According to this New York Times article, young wannabe bankers are the first to go in the most recent round of financial sector lay-offs.

I know. Boo hoo, right?

I won’t ask anyone to shed a tear for these youngsters who still have plenty of time to rethink the trajectory of their professional lives. Besides, looked at one way, the recession is the best thing to happen to this generation of young, ambitious college grads. Without easy access to the lucrative field of magical fairy dust mortgage derivatives, they might actually do something meaningful with their lives.

But the article also forces me to poke a hole in what has become a bizarre misconception about bankers. According to the article, “Being young on Wall Street once meant having it all: style, smarts and too much money to spend wisely.”

I won’t dispute whether young bankers ever spent money unwisely. I’ve seen them plunk down hundred dollar bills for the privilege of having some surly waitress/struggling artist bring them a bottle of vodka and some juice then tell them to make their own drinks–a neat little nightlife mutation called “cracking a bottle” that was meant to allow bankers to feel elite while non-bankers deftly took their money.
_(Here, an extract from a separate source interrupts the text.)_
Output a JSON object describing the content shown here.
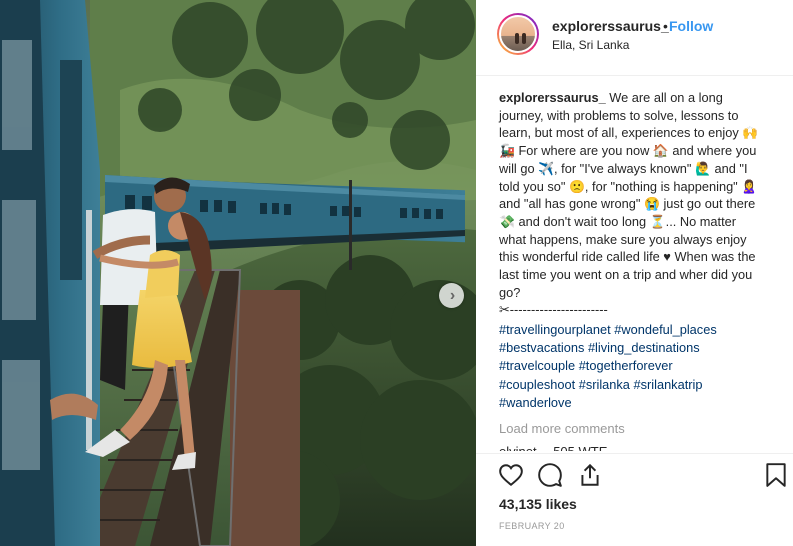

But the idea that bankers are widely renowned for their “style” or “smarts,” is, at best, laughable. I lived in New York for twenty years. I knew lots of professionals, both in banking and out of it. Without question, the bankers were not the smartest knives in the drawer. Even most of the bankers I’ve known would confess to a widespread intellectual mediocrity among their peers. The smartest ones, hands down, were the scientists, artists, and teachers.
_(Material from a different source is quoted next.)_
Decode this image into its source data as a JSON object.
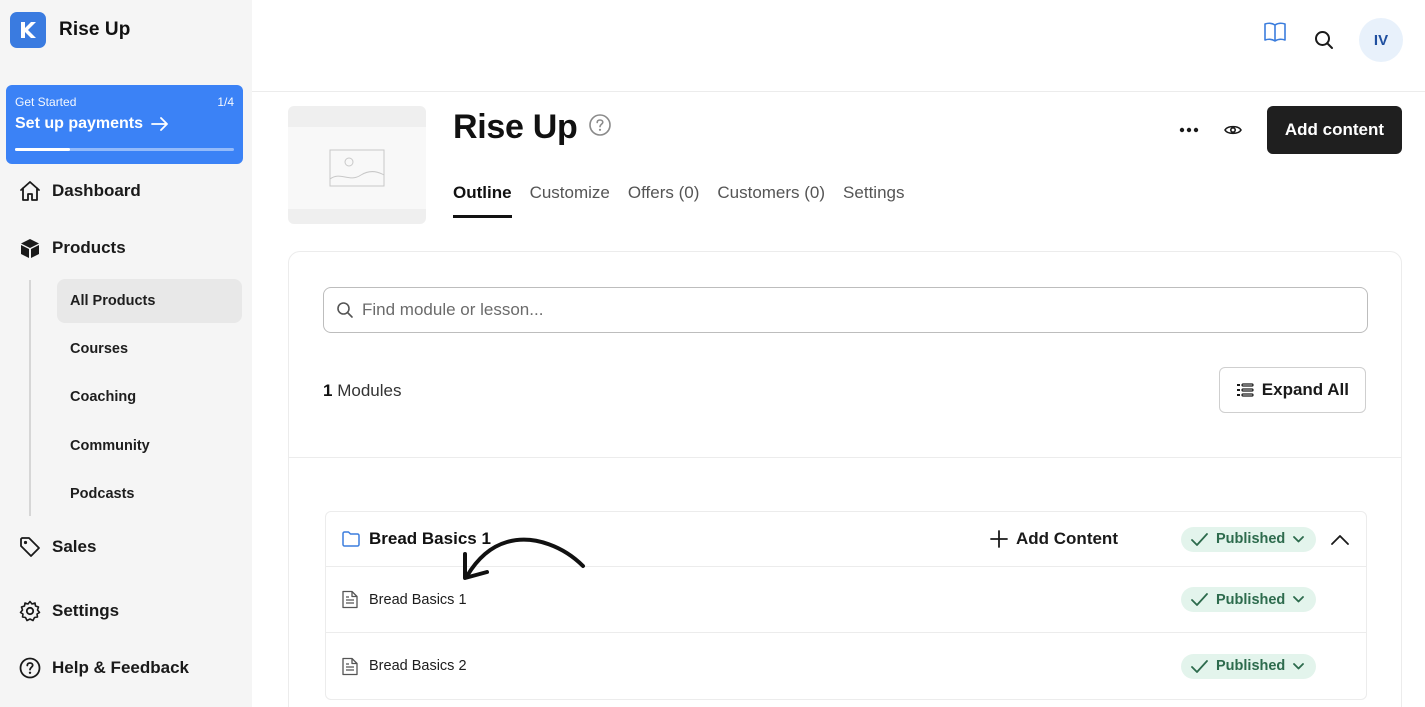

As for style? Please. Find one person, other than a banker, who emulates the way bankers dress. Oversized grey or navy blue suits? Come on. Find a tailor, gentlemen. And, as for the ladies? Meh. It’s impossible to look stylish when you’re enslaved to a dress code intended to evoke uniform dullness.

In terms of the cultural life of New York City, bankers contribute exactly one thing: money. That’s no small thing, mind you, and I’m sure quite a few bartenders, waiters, and restaurant owners (not to mention strippers, hookers, and drug dealers) can credit the financial industry with a large portion of their profits. But I can promise you that no New Yorker ever lined up to get into a restaurant because it was popular with bankers. No one ever sought out the latest, hippest bar that bankers frequented. If anything, the arrival of hordes of bankers meant it was time to move on to a new bar. I used to play this cat and mouse game with my friends in New York City at a revolving Happy Hour wherein bankers basically chased us from Tribeca to Alphabet City and beyond.

So, to the young college graduates now being evicted from the financial services sector, I have this to say: thank your lucky stars. As a banker, people would have gladly relieved you of your money in a variety of ways. They would have even allowed you to feel elite as they did so. But they would not have admired you in the process. They would not have emulated you or sought out your company. They would not have found you cool. So if you want to be more than a leaking wallet in the cultural life of New York, or any city, find a job that has some kind of intrinsic value.

And to the former Goldman Sachs analyst who claims that, in the wake of Occupy Wall Street, the banking industry has “lost its luster,” I say this:

It never had any to begin with.